[Opening Entries shown section]

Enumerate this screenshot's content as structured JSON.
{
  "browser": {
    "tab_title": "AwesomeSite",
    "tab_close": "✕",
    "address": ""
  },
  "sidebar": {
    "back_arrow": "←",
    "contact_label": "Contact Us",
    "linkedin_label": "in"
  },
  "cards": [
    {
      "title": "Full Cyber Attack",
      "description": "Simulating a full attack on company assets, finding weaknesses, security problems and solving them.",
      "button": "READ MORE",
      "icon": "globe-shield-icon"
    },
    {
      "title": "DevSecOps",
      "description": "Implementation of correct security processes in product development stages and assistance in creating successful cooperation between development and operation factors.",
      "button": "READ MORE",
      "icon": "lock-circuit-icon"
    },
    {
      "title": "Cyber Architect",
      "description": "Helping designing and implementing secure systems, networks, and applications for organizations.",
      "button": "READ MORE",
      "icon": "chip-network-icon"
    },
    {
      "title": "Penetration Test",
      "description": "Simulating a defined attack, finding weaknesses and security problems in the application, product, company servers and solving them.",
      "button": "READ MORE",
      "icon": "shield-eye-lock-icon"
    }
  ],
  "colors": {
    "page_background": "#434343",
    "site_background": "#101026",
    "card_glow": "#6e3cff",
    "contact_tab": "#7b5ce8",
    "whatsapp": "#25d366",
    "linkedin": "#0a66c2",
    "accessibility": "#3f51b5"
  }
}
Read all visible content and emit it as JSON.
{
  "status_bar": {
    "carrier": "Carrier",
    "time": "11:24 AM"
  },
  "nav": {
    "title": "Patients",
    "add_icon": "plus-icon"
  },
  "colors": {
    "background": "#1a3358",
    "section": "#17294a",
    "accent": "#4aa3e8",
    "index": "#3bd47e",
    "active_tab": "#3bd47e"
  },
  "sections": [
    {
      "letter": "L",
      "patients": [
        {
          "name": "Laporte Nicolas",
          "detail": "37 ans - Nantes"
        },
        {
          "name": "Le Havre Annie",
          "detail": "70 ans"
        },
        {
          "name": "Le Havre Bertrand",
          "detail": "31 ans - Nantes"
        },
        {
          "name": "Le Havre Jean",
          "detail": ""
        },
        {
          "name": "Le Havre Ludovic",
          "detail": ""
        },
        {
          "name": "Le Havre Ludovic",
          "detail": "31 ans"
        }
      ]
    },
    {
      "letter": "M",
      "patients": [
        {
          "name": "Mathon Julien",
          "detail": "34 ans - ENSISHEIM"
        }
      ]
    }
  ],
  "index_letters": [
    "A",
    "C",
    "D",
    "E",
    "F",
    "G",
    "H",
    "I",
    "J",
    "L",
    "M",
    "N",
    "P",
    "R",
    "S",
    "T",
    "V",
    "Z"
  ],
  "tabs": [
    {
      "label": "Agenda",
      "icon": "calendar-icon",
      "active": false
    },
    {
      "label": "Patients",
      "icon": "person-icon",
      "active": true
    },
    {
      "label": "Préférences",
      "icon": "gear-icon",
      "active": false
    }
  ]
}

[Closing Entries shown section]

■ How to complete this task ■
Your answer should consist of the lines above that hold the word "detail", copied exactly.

■ Response to the exercise ■
          "detail": "37 ans - Nantes"
          "detail": "70 ans"
          "detail": "31 ans - Nantes"
          "detail": ""
          "detail": ""
          "detail": "31 ans"
          "detail": "34 ans - ENSISHEIM"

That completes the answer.